Op-Ed: Do Not Focus on the Wrong Election


Less than a week away -- that is how close we are to electing a new President of the United States. However, the race between Donald J. Trump and Hillary Clinton, while the most conversed, will not be the most important. This election cycle, there are a total of 469 Congressional seats in contention (34 Senate seats and all 435 House seats). Congress belongs to the Republicans these days, with an 8% majority in the Senate and a 6% majority in the House of Representatives. Congress' importance lies in that a majority in Congress for either party means it will have tremendous sway in the Supreme Court as well.

If the majorities in Congress stand as is, with Republicans maintaining control in the House and the Senate, and Donald Trump is elected, then his appointments for Supreme Court justices will, presumably, be passed through and sworn in. The same goes if a Democratic majority is voted into Congress and Hillary Clinton wins the presidential election.

In the final presidential debate the issue of the Supreme Court was put to the candidates. More specifically, about the candidates' respective positions on the long standing court decision in Roe V. Wade in which abortion was made legal in the United States. Donald Trump claimed that the pro-life justices he would appoint would automatically overturn Roe, a claim that CNN reported "is belied by history." However, the question of appointing Justices is about much more than abortion; it is about the influence and power that our next President will have.

It is undoubted that the President and Senate that we elect will appoint and approve at least one Supreme Court Justice. Yet there is a possibility for more appointments, as Ruth Bader Ginsburg, Anthony Kennedy and Stephen Breyer are all over 78 years old and could retire at any moment. This opens up the possibility that the next President will have up to four appointments.
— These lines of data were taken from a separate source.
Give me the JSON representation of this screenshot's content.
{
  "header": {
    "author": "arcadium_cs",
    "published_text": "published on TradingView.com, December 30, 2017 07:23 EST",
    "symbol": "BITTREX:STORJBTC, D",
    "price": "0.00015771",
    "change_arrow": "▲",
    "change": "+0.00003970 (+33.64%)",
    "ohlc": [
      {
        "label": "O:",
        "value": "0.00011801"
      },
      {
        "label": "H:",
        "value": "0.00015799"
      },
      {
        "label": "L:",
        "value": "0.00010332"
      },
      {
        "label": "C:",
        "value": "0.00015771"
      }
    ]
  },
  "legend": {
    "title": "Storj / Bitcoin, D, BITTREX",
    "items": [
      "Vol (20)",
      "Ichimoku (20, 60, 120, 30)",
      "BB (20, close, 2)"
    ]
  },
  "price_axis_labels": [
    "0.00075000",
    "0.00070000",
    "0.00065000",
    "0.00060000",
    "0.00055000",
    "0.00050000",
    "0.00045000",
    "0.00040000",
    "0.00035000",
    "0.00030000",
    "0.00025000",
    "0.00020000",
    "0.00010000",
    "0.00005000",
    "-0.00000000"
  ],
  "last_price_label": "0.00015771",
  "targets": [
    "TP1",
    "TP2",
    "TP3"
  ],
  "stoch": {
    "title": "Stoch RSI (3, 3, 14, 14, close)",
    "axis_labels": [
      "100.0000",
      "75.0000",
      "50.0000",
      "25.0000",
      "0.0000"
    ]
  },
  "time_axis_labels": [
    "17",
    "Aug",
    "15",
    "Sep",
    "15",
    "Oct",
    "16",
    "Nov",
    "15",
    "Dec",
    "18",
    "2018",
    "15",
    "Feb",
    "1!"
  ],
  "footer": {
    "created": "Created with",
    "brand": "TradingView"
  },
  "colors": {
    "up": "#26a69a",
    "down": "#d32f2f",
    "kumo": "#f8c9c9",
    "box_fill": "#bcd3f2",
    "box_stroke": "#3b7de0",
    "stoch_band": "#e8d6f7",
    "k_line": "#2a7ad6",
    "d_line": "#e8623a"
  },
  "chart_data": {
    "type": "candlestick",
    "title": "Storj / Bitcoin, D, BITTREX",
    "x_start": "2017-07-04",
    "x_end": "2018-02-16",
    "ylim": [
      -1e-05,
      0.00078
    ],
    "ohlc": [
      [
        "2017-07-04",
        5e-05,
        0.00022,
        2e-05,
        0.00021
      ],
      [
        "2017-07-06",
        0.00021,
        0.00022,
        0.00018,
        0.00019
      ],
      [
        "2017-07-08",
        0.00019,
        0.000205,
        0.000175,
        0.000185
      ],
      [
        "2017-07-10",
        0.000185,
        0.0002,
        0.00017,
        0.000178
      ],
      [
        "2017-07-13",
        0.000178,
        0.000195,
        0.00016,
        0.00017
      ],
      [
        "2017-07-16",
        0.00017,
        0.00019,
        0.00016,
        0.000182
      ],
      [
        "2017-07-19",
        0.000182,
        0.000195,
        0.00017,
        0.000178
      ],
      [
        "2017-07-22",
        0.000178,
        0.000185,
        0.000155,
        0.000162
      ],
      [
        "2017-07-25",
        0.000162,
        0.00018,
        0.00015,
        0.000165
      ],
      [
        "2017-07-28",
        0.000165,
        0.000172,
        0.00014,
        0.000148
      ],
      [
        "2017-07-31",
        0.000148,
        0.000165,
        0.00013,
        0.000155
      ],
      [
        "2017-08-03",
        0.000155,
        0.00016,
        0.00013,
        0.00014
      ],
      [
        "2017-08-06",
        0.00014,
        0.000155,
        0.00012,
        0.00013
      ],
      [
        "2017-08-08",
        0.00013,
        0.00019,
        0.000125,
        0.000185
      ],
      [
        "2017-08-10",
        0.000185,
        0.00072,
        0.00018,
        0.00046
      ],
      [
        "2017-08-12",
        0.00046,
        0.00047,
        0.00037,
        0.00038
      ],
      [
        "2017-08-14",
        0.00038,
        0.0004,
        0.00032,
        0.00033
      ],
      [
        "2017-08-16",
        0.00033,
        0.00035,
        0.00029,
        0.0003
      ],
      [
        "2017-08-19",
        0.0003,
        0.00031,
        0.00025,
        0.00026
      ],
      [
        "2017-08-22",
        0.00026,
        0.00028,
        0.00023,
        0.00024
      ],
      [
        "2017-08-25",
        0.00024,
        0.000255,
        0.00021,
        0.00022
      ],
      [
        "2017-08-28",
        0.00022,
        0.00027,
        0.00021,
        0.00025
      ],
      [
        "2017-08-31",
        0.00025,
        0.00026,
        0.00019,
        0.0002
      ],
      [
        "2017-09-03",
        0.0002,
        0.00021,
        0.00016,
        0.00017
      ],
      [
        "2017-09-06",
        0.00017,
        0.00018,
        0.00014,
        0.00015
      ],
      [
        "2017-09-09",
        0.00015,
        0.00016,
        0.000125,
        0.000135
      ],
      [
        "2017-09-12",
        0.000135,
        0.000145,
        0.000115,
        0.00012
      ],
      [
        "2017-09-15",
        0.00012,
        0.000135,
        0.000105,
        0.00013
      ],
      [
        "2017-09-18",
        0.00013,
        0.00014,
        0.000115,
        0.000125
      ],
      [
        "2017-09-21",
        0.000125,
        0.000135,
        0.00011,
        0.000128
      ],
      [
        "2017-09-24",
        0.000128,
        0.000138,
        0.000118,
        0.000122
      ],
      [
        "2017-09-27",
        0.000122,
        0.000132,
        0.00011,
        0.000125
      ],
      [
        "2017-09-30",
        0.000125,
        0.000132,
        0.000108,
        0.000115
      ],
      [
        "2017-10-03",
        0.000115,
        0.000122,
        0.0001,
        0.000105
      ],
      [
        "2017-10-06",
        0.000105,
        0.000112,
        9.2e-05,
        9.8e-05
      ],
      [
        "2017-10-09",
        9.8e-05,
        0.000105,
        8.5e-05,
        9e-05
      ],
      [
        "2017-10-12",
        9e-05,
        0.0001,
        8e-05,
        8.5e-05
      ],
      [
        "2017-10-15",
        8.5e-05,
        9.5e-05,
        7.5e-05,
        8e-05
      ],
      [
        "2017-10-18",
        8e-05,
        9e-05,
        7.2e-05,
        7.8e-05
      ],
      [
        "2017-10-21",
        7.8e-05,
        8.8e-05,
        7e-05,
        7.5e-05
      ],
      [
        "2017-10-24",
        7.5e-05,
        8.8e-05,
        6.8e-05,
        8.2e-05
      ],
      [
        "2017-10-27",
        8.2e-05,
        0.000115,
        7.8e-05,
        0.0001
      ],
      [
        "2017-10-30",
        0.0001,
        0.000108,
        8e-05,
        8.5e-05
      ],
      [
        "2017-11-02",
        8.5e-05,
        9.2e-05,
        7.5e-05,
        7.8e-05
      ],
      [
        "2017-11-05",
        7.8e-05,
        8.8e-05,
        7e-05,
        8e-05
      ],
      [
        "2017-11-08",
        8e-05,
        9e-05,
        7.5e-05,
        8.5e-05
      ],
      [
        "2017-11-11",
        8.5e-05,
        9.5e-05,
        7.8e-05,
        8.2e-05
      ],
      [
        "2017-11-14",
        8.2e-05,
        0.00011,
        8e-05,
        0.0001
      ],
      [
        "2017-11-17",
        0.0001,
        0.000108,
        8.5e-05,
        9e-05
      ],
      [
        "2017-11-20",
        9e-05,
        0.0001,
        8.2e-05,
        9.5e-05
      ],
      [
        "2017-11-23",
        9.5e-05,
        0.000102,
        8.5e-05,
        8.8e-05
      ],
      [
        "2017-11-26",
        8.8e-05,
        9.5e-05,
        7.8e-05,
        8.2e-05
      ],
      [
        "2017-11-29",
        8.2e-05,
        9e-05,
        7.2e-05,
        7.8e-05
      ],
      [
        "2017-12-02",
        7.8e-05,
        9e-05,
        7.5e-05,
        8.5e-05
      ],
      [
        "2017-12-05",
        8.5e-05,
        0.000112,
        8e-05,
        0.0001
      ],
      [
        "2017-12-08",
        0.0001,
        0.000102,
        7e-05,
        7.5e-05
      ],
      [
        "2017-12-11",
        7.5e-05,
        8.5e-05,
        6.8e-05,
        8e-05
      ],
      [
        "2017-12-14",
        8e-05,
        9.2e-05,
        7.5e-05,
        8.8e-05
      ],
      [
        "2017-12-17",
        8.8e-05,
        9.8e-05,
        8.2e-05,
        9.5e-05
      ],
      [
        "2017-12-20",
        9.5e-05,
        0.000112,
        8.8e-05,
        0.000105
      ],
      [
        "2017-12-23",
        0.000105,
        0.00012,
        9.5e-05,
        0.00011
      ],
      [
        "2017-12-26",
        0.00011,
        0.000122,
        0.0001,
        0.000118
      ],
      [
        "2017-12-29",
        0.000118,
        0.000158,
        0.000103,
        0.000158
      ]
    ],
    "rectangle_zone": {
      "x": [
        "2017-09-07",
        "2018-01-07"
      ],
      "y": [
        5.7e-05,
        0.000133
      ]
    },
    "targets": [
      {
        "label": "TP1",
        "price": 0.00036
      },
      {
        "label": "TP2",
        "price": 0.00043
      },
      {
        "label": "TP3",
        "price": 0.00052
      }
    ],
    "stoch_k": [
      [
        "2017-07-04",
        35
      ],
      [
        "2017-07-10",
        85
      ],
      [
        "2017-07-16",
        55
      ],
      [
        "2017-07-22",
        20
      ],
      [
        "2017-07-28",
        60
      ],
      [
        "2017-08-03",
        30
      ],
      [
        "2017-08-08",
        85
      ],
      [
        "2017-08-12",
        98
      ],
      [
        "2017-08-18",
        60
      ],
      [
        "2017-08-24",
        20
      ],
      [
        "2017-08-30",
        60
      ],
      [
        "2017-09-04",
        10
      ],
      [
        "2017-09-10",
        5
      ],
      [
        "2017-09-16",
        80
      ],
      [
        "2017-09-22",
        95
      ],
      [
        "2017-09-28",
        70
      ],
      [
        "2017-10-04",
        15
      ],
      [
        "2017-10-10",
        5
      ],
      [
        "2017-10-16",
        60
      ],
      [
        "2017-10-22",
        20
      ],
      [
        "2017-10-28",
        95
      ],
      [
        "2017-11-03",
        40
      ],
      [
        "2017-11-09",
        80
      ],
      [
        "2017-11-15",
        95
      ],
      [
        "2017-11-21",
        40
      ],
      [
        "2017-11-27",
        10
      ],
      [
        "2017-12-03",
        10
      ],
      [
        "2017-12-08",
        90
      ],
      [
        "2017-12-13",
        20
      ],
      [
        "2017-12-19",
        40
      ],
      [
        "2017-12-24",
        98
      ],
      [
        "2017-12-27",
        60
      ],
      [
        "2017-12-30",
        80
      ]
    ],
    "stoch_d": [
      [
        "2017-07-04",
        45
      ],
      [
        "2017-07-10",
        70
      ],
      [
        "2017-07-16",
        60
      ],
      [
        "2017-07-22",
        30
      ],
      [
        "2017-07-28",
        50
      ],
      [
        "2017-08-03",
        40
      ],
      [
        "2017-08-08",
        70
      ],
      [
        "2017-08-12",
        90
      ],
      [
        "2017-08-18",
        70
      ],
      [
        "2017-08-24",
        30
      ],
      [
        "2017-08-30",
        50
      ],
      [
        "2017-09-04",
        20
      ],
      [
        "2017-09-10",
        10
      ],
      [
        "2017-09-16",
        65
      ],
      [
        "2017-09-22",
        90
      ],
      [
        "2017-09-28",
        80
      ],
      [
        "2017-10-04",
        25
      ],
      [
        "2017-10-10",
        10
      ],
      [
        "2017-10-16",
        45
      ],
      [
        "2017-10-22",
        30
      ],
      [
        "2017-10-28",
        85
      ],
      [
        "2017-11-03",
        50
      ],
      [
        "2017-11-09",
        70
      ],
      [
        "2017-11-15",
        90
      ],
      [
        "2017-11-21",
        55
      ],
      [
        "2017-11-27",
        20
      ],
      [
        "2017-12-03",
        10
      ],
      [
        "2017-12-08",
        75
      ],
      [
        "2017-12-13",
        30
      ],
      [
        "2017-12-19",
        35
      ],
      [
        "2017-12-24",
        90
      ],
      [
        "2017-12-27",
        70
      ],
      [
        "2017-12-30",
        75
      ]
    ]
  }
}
However, none of this can happen without a Senate in their favor.

This is why the Congressional races are more important than ever before. This election season has been rife with new, and rather terrifying, political rhetoric. Mr. Trump's denigration of women to his fraudulent university to his inability to believe in the American voting system is contrasted with Secretary Clinton's email FBI investigation.  2016 often feels more like a reality show than a presidential election.

For many of us, especially those of us taking part in our first major election cycle, the possibilities are frightening. What is the state of American politics, that Presidential candidates openly hurl insults at one another on a debate stage? What kind of election is it when both of the candidates have been investigated by government policing agencies? While harrowing and terrifying for many, there still is hope.

Our founders created a system that was built to last and built to keep the follies of man in check. The system of checks and balances between the major branches of government was not created by accident and it is what we can -- nay, what we must count on in an age of post-truth politics.

Thus, get out and vote for who you think will be the best Commander in Chief. But do not neglect the other, equally as important branches of government. Vote in Congressional elections for those you believe will uphold the Constitution, through passing bills into law and appointing Supreme Court justices.

OpinionNick BeckmanComment